Thus, where Congress comprehensively regulates economic activity, it may constitutionally regulate intrastate activity, whether economic or not, so long as the inability to do so would undermine Congress's ability to implement effectively the overlying economic regulatory scheme.
․ Congress need only have “a rational basis for concluding that leaving home-consumed marijuana outside federal control would ․ affect price and market conditions.” Moreover, in calculating whether the intrastate activity sought to be regulated “substantially affects” interstate commerce, Congress ․ is entitled to assess the aggregate effect of the non-commercial activity on the interstate market.
Id. at 1215 (footnote omitted) (citation omitted) (quoting Raich, 545 U.S. at 19, 125 S.Ct. at 2207).
Parton acknowledges the binding force of Smith II and Maxwell II. However, he suggests that the recent decision by the Supreme Court in National Federation of Independent Business v. Sebelius, ––– U.S. ––––, 132 S.Ct. 2566, 183 L.Ed.2d 450 (2012), effectively overruled Smith II and Maxwell II.1 We disagree. As we held in United States v. Kaley, “We may disregard the holding of a prior opinion only where that holding is overruled by the Court sitting en banc or by the Supreme Court. To constitute an overruling for the purposes of this prior panel precedent rule, the Supreme Court decision must be clearly on point.” 579 F.3d 1246, 1255 (11th Cir.2009) (citation omitted) (internal quotation marks omitted). We readily conclude that the Supreme Court's recent decision in Sebelius did not overrule Smith II and Maxwell II.2 In Sebelius, Chief Justice Roberts was of the opinion that the Affordable Care Act could not be sustained under Congress's power pursuant to the Commerce Clause. However, his rationale has no application to this case or to the situation addressed in Smith II or Maxwell II. The Chief Justice reasoned that although Congress has the power to regulate existing commercial activity, the Commerce Clause cannot be interpreted to grant Congress the power to “compel[ ] individuals to become active in commerce by purchasing a product.” ––– U.S. at ––––, 132 S.Ct. at 2587; see also id. at ––––, 132 S.Ct. at 2644 (Scalia, J., Kennedy, J., Thomas, J., and Alito, J., dissenting) (“But that failure [i.e., the failure to maintain health insurance]—that abstention from commerce—is not ‘Commerce.’ To be sure, purchasing insurance is ‘Commerce’; but one does not regulate commerce that does not exist by compelling its existence.”). Unlike the inactivity of the uninsured individuals addressed by the Chief Justice and the four dissenters in Sebelius, Parton produced child pornography; it was this activity which was criminalized by § 2251(a).
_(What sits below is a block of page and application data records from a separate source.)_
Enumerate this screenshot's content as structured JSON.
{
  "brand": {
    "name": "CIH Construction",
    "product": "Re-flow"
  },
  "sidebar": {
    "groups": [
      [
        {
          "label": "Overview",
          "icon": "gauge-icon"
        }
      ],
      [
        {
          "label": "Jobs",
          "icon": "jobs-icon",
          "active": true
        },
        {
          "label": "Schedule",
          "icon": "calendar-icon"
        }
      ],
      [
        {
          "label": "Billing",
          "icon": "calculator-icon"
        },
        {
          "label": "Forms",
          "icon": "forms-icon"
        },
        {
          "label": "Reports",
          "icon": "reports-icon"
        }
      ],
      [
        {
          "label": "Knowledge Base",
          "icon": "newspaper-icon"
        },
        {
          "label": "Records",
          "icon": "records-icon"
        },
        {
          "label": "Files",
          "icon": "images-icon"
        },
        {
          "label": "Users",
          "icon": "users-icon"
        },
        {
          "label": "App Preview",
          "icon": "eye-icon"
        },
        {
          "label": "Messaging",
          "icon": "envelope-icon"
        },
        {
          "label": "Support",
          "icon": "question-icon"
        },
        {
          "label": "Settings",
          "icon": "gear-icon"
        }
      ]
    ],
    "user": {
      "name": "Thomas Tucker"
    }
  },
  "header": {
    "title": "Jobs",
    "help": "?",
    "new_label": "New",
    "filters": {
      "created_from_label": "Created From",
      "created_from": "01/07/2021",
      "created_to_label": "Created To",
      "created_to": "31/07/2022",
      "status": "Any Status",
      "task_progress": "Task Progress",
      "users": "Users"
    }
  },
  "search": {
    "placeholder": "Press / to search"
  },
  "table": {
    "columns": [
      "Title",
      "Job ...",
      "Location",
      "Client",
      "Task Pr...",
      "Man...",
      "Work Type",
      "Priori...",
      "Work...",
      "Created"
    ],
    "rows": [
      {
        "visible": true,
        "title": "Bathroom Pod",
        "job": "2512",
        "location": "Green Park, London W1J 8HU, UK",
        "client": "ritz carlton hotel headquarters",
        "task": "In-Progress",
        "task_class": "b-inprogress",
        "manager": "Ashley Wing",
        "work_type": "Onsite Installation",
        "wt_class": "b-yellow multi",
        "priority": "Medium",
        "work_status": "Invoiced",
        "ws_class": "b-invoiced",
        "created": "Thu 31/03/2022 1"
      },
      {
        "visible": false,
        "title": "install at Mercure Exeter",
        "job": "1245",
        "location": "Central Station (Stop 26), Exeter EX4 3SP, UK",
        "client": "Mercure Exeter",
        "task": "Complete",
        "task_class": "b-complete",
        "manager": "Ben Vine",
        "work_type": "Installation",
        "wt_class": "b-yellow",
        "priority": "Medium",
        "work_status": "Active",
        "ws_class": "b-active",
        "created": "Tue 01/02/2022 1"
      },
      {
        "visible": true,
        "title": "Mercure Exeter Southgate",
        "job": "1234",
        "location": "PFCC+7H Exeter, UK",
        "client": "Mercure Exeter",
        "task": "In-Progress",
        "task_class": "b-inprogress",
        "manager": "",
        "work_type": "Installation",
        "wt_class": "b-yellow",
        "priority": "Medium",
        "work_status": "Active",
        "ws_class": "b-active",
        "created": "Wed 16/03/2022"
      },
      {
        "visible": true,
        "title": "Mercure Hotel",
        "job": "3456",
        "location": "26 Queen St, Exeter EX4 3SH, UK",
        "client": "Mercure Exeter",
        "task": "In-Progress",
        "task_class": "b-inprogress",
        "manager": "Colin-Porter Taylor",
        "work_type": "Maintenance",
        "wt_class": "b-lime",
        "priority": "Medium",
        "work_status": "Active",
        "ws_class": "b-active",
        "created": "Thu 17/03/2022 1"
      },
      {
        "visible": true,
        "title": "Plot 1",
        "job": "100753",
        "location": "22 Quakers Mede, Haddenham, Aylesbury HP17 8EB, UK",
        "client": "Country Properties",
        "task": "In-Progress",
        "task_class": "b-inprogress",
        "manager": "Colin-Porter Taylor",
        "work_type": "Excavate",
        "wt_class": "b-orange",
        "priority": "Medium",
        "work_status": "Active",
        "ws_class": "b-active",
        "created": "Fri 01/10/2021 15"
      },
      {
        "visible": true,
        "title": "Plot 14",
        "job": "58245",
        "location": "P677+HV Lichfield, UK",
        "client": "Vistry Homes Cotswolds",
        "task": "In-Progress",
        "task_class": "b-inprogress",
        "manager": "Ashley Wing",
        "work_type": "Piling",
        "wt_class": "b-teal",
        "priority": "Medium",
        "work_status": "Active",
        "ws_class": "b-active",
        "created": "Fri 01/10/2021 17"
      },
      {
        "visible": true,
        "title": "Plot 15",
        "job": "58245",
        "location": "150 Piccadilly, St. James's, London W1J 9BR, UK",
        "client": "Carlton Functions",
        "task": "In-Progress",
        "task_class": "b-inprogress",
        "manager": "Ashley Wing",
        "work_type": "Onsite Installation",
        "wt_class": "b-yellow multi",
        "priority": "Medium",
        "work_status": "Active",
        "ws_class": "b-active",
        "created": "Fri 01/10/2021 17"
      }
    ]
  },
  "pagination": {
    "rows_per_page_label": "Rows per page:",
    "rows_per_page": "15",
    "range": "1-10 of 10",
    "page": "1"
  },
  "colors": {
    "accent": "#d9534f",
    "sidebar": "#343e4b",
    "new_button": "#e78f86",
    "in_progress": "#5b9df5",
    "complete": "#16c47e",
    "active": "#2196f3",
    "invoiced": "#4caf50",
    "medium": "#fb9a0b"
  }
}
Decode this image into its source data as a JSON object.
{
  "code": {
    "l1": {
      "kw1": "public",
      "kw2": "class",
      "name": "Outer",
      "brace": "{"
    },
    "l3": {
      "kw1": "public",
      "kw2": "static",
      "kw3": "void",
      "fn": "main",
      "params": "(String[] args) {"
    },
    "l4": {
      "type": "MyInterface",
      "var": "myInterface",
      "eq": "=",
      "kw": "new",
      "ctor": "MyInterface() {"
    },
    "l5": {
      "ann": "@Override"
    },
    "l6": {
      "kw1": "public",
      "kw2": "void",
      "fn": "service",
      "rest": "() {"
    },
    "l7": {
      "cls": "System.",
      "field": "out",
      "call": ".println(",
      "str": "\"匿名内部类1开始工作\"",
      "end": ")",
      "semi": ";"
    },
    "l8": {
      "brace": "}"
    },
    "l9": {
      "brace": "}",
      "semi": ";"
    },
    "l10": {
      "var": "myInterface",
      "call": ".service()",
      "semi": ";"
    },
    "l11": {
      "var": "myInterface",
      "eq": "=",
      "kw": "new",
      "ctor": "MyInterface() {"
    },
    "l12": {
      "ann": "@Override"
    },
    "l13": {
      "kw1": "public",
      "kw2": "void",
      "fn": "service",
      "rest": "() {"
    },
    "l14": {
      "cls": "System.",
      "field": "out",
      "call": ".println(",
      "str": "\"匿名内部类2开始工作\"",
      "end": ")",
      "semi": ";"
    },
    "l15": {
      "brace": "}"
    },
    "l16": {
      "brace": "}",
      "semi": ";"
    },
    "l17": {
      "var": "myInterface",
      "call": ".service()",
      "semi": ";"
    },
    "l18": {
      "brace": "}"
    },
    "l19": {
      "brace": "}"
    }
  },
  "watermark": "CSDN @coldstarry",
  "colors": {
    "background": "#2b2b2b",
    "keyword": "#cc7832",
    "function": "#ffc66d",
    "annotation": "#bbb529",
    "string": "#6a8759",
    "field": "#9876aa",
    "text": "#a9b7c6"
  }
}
We conclude that the Supreme Court in Sebelius said nothing to abrogate its holding in Raich to the effect that Congress has the power, as part of a comprehensive regulation of economic activity, to regulate purely local activities that are part of an economic “class of activities” that have a substantial effect on interstate commerce. Similarly, Sebelius said nothing to abrogate the holdings of this court in Smith II and Maxwell II, which closely followed the rationale of Raich.3 Indeed, Maxwell II found very little to distinguish Maxwell's claim from that of Raich. Maxwell II, 446 F.3d at 1216.
For the foregoing reasons, the judgment of the district court is AFFIRMED.
ANDERSON, Circuit Judge: